## Problem to solve:
Exclude the pictures, then quote exactly the lines from the one holding "Convert this screenshot" through the last line of the records.

Component data from apps and pages:
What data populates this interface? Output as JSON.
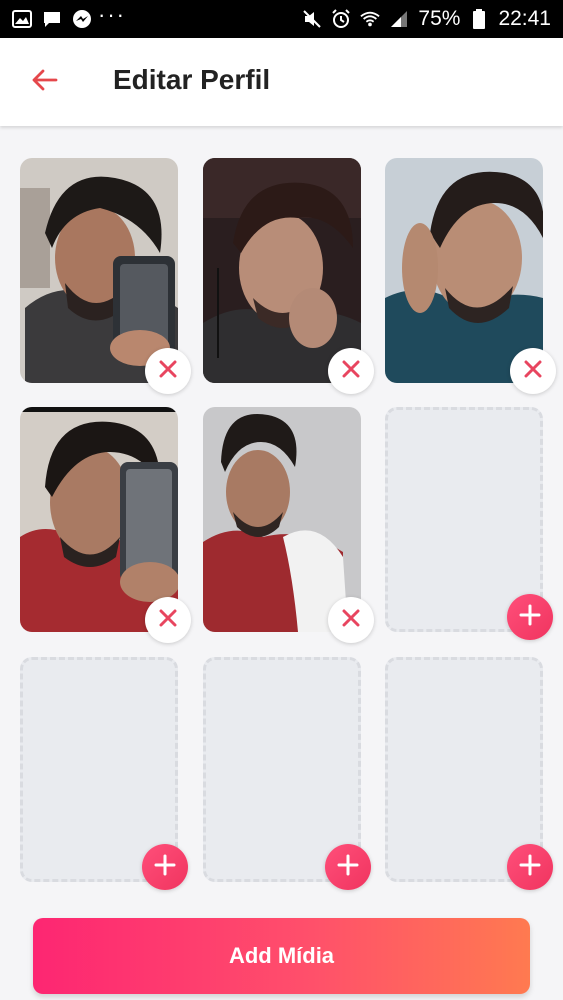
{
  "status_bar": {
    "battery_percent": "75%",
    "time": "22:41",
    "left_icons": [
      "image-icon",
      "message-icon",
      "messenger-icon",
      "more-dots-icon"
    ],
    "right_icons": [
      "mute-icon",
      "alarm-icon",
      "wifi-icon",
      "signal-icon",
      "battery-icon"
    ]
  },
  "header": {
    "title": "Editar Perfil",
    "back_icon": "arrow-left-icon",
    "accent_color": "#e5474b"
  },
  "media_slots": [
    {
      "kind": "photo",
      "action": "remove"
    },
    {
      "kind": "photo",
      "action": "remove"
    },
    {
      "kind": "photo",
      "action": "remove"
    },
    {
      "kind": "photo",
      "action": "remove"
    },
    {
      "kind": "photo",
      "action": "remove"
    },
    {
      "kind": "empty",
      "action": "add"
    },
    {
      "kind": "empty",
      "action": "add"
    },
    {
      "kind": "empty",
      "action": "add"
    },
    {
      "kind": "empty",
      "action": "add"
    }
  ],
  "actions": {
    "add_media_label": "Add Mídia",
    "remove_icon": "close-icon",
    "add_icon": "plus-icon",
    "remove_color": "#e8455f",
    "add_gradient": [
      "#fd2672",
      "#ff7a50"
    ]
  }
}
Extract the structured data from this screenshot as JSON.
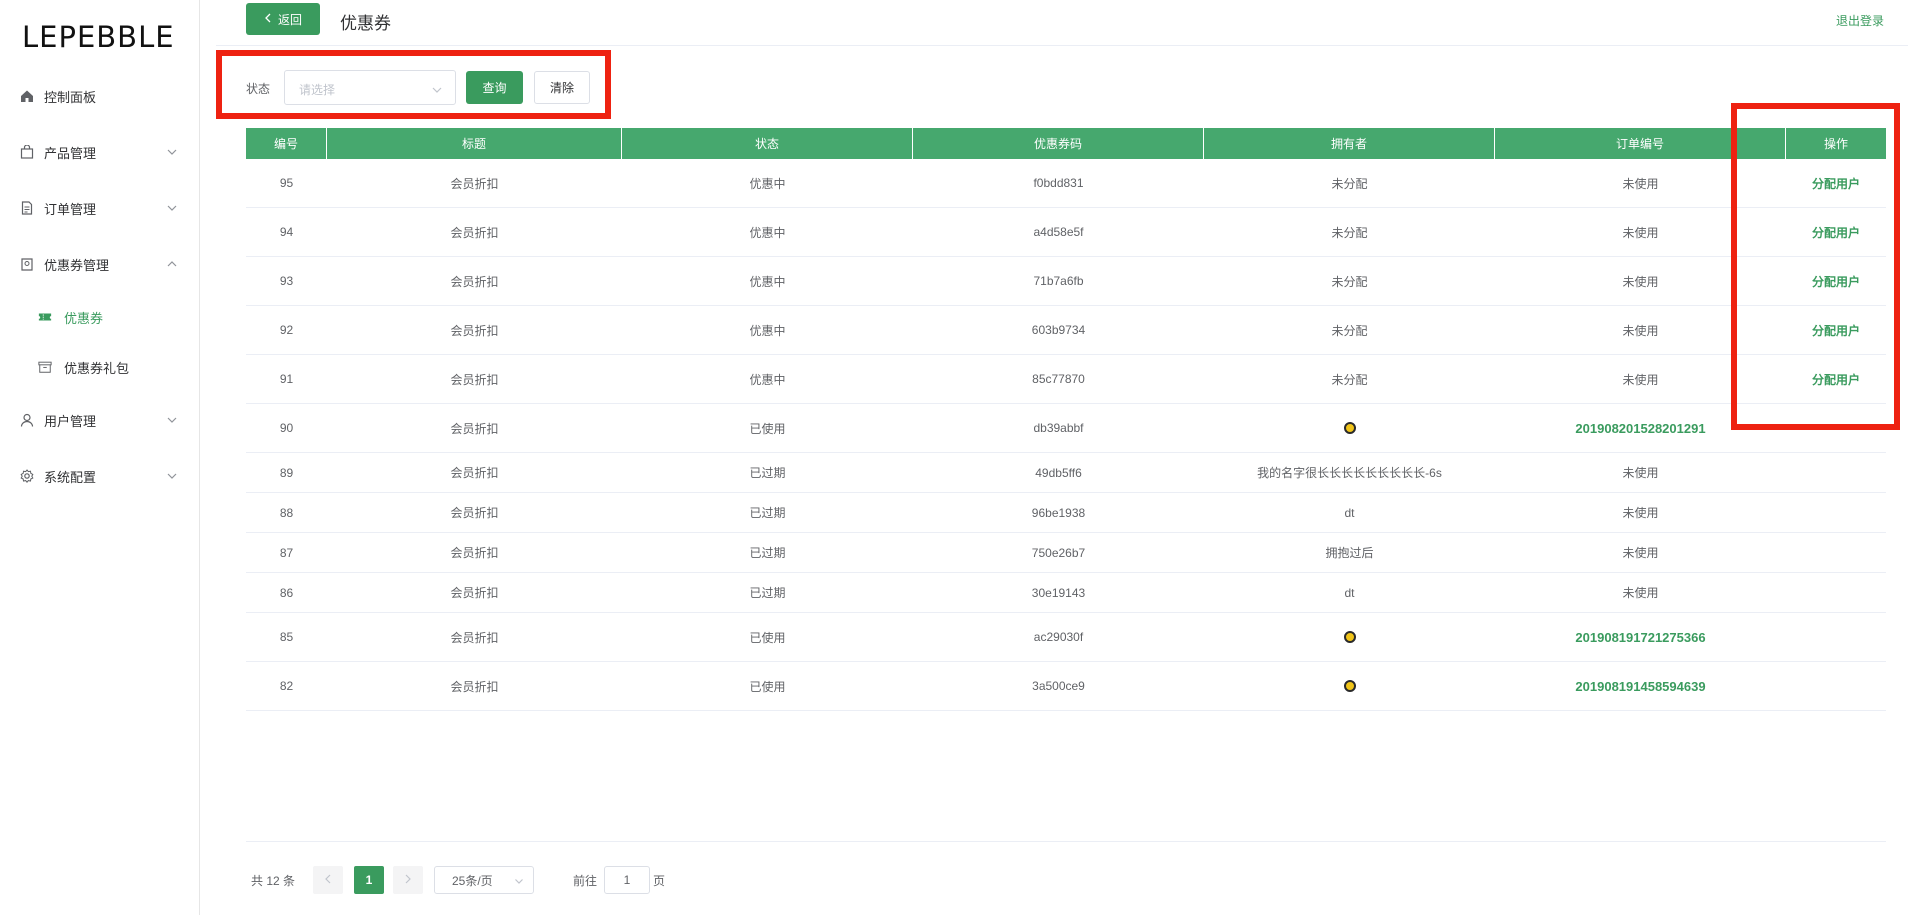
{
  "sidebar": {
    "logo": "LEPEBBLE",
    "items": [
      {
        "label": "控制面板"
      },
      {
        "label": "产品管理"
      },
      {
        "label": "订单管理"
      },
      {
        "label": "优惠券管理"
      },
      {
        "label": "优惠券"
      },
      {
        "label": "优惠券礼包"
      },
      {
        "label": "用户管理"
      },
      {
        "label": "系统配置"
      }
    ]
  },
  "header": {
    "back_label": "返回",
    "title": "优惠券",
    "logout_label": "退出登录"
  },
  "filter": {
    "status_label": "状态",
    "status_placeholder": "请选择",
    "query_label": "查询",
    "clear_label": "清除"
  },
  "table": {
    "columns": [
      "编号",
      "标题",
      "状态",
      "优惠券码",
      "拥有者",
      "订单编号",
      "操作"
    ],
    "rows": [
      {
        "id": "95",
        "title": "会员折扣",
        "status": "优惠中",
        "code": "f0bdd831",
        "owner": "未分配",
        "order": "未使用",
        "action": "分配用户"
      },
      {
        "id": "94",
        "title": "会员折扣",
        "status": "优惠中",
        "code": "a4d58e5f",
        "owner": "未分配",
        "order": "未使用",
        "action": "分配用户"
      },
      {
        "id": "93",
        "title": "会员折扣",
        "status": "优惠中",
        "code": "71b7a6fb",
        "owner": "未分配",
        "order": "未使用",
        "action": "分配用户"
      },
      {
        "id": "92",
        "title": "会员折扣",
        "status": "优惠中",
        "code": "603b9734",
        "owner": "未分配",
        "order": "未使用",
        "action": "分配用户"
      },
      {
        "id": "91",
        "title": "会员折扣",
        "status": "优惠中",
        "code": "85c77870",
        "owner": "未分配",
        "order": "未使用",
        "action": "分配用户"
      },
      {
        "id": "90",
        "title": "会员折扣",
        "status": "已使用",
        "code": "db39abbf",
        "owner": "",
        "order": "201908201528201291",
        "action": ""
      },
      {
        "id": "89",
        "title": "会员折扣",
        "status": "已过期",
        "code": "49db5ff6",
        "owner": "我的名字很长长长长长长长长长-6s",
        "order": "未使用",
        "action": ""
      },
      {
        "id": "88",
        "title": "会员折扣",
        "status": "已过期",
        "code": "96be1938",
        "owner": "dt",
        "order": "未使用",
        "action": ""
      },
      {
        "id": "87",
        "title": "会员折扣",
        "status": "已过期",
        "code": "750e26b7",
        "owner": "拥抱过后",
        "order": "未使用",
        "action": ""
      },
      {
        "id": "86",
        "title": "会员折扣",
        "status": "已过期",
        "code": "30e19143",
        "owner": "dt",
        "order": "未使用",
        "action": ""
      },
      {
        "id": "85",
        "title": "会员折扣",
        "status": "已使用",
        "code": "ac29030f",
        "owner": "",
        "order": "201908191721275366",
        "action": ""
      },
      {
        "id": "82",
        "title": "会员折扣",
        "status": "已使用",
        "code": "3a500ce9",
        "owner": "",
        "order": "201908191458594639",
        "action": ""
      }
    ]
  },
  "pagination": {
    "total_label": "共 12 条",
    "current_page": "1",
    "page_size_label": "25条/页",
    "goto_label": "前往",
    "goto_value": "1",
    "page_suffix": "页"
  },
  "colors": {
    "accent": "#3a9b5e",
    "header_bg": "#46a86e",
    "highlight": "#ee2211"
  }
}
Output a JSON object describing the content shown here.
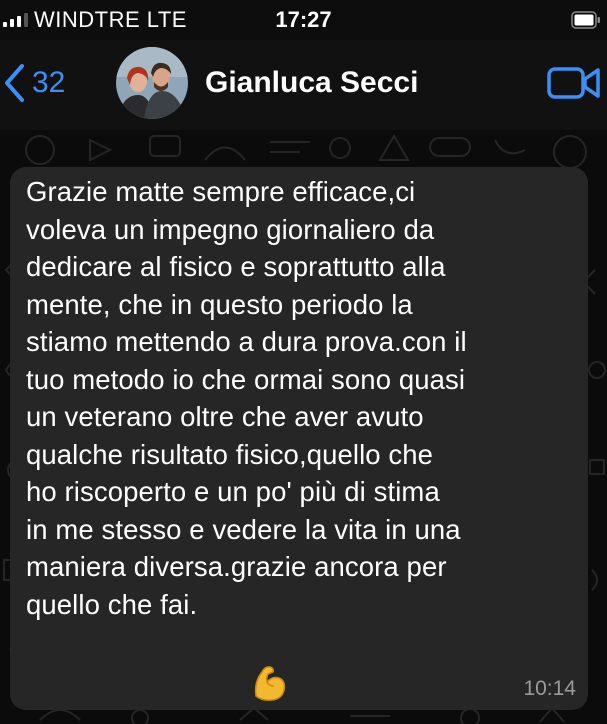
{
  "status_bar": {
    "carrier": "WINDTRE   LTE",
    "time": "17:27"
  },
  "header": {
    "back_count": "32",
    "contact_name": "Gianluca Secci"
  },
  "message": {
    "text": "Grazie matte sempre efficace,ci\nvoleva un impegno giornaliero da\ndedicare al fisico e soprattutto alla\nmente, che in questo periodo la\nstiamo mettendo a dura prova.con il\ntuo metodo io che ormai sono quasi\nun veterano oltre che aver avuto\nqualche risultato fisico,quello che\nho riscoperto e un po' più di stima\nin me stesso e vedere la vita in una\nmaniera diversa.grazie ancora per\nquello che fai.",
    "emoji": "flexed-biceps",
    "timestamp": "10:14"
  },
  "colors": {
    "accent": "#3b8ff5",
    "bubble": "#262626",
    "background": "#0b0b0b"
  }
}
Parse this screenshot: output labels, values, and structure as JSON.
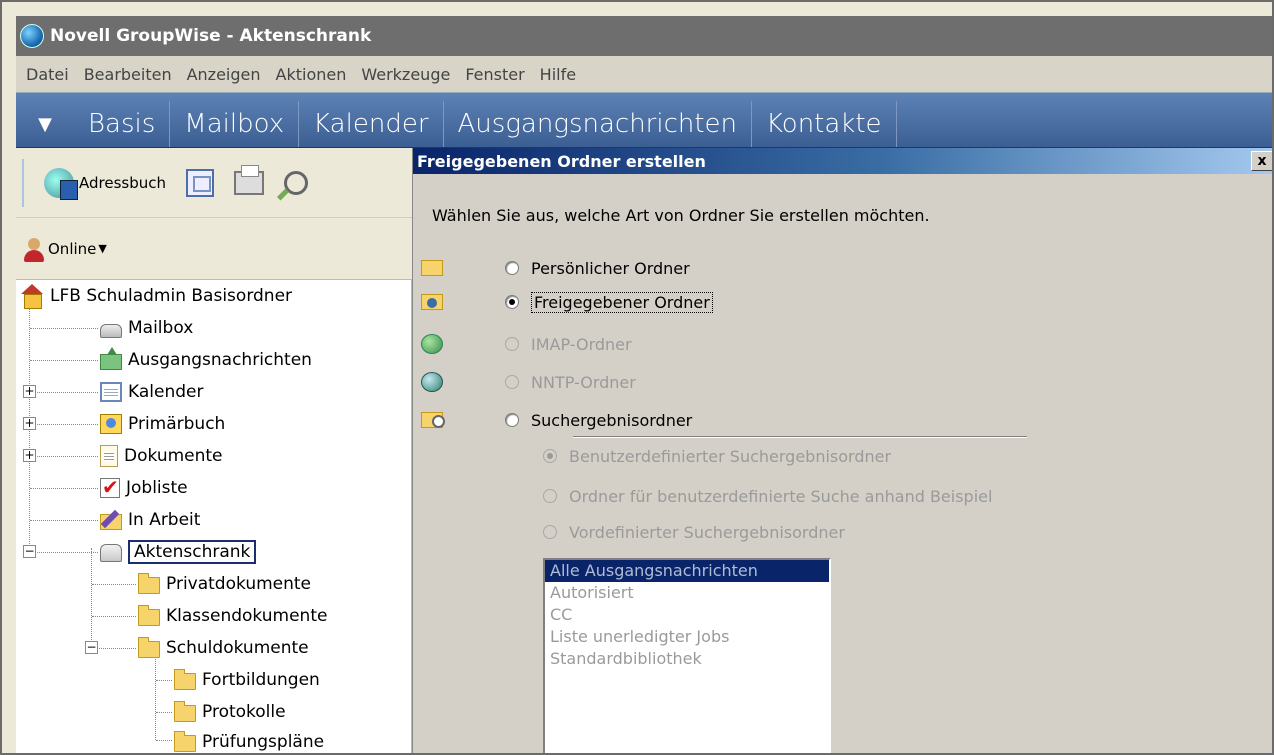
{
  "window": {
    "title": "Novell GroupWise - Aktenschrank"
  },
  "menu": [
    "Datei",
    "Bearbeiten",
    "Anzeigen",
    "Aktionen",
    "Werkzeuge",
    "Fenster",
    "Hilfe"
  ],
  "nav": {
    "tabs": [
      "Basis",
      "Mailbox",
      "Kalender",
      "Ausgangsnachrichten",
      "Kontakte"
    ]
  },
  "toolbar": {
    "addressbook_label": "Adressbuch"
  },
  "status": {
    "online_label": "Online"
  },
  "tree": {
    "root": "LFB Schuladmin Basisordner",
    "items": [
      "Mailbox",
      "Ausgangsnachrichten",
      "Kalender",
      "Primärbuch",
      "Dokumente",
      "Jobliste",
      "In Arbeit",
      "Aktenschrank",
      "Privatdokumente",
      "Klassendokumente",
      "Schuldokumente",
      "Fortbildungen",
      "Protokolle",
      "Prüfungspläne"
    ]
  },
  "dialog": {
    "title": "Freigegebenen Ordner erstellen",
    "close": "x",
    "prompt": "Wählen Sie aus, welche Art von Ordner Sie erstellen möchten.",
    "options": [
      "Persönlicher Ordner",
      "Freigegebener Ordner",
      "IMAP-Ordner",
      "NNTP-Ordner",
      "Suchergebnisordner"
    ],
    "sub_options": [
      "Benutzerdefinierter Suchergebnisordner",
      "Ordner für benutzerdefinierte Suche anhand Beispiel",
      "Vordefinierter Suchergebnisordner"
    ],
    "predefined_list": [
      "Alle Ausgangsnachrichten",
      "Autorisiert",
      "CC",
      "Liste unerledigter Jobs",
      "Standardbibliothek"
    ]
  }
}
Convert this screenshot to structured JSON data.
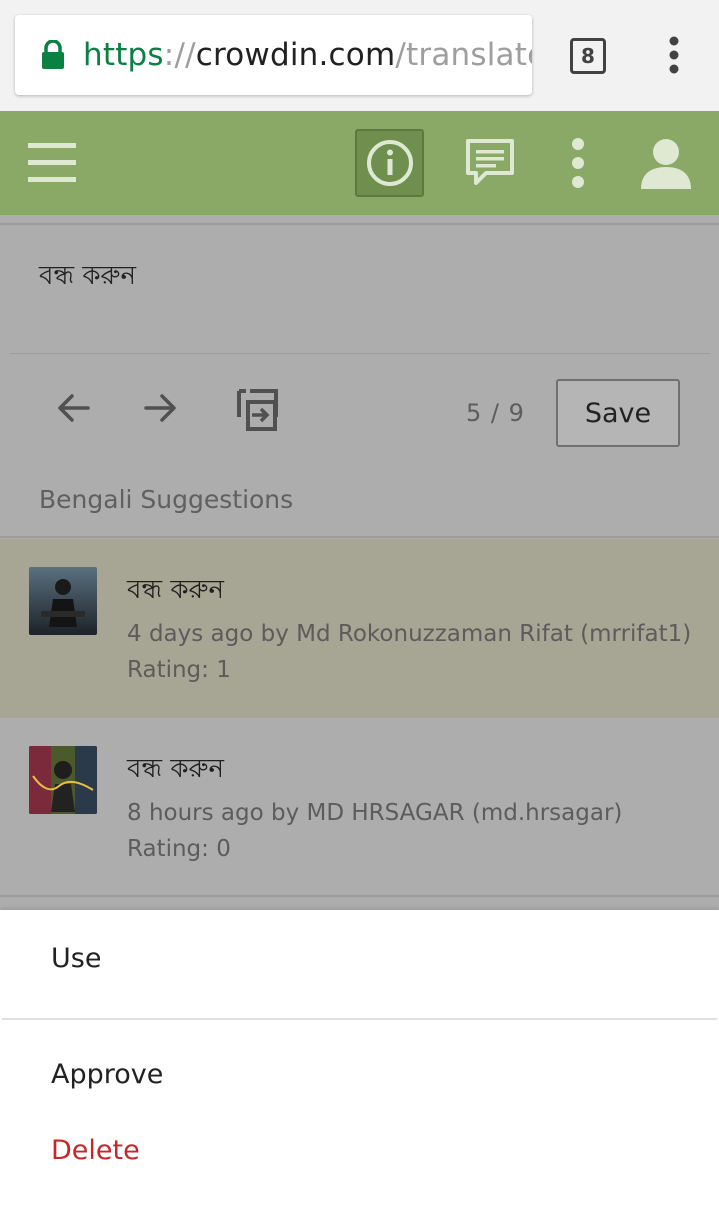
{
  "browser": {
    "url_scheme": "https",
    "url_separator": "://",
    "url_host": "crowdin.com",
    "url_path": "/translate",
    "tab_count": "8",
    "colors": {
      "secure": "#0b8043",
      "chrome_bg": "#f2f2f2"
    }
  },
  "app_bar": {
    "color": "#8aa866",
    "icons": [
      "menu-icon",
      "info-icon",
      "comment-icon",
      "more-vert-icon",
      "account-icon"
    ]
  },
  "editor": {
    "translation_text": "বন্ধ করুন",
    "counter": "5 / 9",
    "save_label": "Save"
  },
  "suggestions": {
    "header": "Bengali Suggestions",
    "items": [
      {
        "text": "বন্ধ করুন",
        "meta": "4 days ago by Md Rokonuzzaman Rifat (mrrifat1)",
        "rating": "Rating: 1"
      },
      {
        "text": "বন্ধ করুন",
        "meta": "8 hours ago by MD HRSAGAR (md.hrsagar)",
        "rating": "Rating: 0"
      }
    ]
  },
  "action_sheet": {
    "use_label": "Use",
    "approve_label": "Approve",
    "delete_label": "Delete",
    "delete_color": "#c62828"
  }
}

## Response box:
Convert this screenshot to structured JSON data.
{
  "browser": {
    "url_scheme": "https",
    "url_separator": "://",
    "url_host": "crowdin.com",
    "url_path": "/translate",
    "tab_count": "8",
    "colors": {
      "secure": "#0b8043",
      "chrome_bg": "#f2f2f2"
    }
  },
  "app_bar": {
    "color": "#8aa866",
    "icons": [
      "menu-icon",
      "info-icon",
      "comment-icon",
      "more-vert-icon",
      "account-icon"
    ]
  },
  "editor": {
    "translation_text": "বন্ধ করুন",
    "counter": "5 / 9",
    "save_label": "Save"
  },
  "suggestions": {
    "header": "Bengali Suggestions",
    "items": [
      {
        "text": "বন্ধ করুন",
        "meta": "4 days ago by Md Rokonuzzaman Rifat (mrrifat1)",
        "rating": "Rating: 1"
      },
      {
        "text": "বন্ধ করুন",
        "meta": "8 hours ago by MD HRSAGAR (md.hrsagar)",
        "rating": "Rating: 0"
      }
    ]
  },
  "action_sheet": {
    "use_label": "Use",
    "approve_label": "Approve",
    "delete_label": "Delete",
    "delete_color": "#c62828"
  }
}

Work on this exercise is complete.